We further investigated differences in the abundance of grass fuel loads between C. intratropica populations at Dukaladjarranj and a well-documented remnant population in Kakadu, growing on a fire-sheltered sand sheet adjacent to Round Jungle25,52 (Fig. S1). In July 2016, at each site we established 32 circular plots (10 m radius), each centred on a mature C. intratropica tree, selected to cover the spatial extent of each population25,52. In each plot, grass biomass was sampled from four 0.5 × 0.5 m quadrats that were placed 2, 4, 6 and 8 m from the central tree, in a spiral (one north, the next one east, the next one south and the last one west). Fuel weight was recorded using a spring balance, then converted to dry weight using site average water content determined by oven drying of subsamples.

Dendrochronology at Dukaladjarranj

In 2015, dendrochronological samples were collected across 1700 m of the two transects at Dukaladjarranj (Fig. S4). Cores were taken from 94 live trees ranging in diameter from 4 to 50 cm D1.0. We also took 54 disks or wedges from dead trees ranging from 6 to 30 cm diameter at breast height, sampling all dead trees that were safe to fell, and that were not rotten or badly fire damaged. The sample height above the ground was noted in all cases. The cores and stem sections were mounted and sanded using standard dendrochronological methods79. Digital images of samples were obtained using a 2400 DPI resolution flatbed scanner and analysed using the dendrochronology software CooRecorder and CDendro (Cybis Elektronik and Data, Saltsjöbaden, Sweden; Where rings were ambiguous, samples were inspected under a binocular microscope in tandem with image analysis to ensure the accuracy of ring boundary placements. For living cores with missing inner rings, we used CooRecorder ‘pith estimator’ using the mean width of five preceding rings. Dead sections were cross-dated using CDendro and well-replicated chronologies49. As outlined below, establishment dates were estimated by adding the estimated number of years of growth required to reach the observed height using a height growth model developed using the juvenile growth data from Dukaladjarranj.

We calculated the annual height increment of tagged juveniles, measured annually over a period of three years (four measurement times) between 2006 and 2009 (see30 for details). There were 394 annual height growth increments from juveniles that were alive at both the start and finish of an interval. Initial height ranged from 2.4 to 189 cm (mean 29.5 cm). Mean annual height increments were 4.0, 5.3 and 6.2 cm for the first, second and third intervals, respectively. Linear modelling showed strong support for an influence of initial height on annual height increment (AIC for the model containing initial height was 51 lower than the intercept only model):
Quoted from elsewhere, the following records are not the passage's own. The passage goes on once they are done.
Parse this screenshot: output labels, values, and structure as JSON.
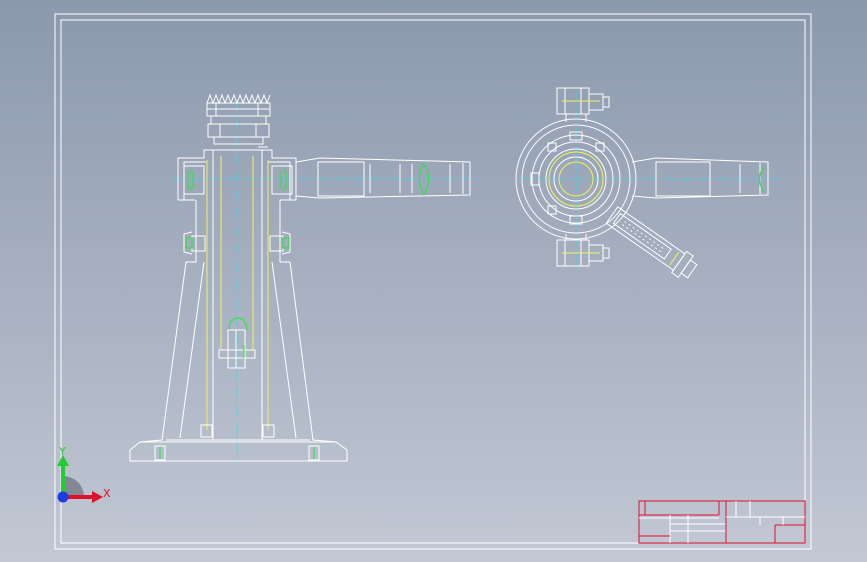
{
  "viewport": {
    "background_top": "#8b98ad",
    "background_bottom": "#c2c8d4"
  },
  "colors": {
    "outline": "#ffffff",
    "hidden_edge": "#f2f25a",
    "thread_marker": "#36e04a",
    "centerline": "#2fe0e8",
    "title_block": "#e0102a"
  },
  "triad": {
    "x_label": "X",
    "y_label": "Y",
    "x_color": "#e0102a",
    "y_color": "#22cc33",
    "z_color": "#1a3fe0"
  },
  "views": [
    "front-section-view",
    "top-view"
  ]
}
$${\text{Annual height increment}} = {2}.{57} + 0.{773}*{\text{initial height}}, {\text{r}}^{{2}} = 0.{125}$$

where height and annual height increment are in cm.

We used Eq. (2) to estimate the height–age relationship:

$${\text{Age}} = - {2}.{1} + {2}.0{24}*{\text{sqrt}}\left( {{\text{height}}} \right)$$

where age is in years.

Equation (3) was used to estimate the time required to attain the height at which sections or cores were sampled (the mean was 10 years for cores and 11 years for sections). The age was added to the dendrochronological age to estimate the establishment year.

Research approvals

Experimental research and field studies on plants either cultivated or wild, including the collection of plant material, complied with relevant institutional, national, and international guidelines and legislation.